▶ _Task description_:
The answer is the data repeated in full, with no pictures included.

(Web page and app entries)
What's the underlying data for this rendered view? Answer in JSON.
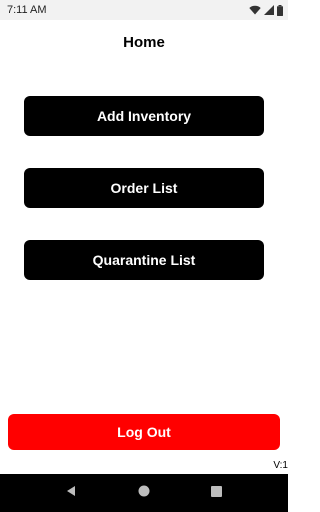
{
  "status_bar": {
    "time": "7:11 AM",
    "icons": [
      "wifi-icon",
      "signal-icon",
      "battery-icon"
    ]
  },
  "header": {
    "title": "Home"
  },
  "menu": {
    "add_inventory_label": "Add Inventory",
    "order_list_label": "Order List",
    "quarantine_list_label": "Quarantine List"
  },
  "footer": {
    "logout_label": "Log Out",
    "version": "V:1"
  },
  "colors": {
    "primary_button": "#000000",
    "logout_button": "#ff0000",
    "button_text": "#ffffff"
  },
  "nav_bar": {
    "icons": [
      "back-icon",
      "home-icon",
      "recent-apps-icon"
    ]
  }
}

▶ _Exercise answer_:
What's the underlying data for this rendered view? Answer in JSON.
{
  "status_bar": {
    "time": "7:11 AM",
    "icons": [
      "wifi-icon",
      "signal-icon",
      "battery-icon"
    ]
  },
  "header": {
    "title": "Home"
  },
  "menu": {
    "add_inventory_label": "Add Inventory",
    "order_list_label": "Order List",
    "quarantine_list_label": "Quarantine List"
  },
  "footer": {
    "logout_label": "Log Out",
    "version": "V:1"
  },
  "colors": {
    "primary_button": "#000000",
    "logout_button": "#ff0000",
    "button_text": "#ffffff"
  },
  "nav_bar": {
    "icons": [
      "back-icon",
      "home-icon",
      "recent-apps-icon"
    ]
  }
}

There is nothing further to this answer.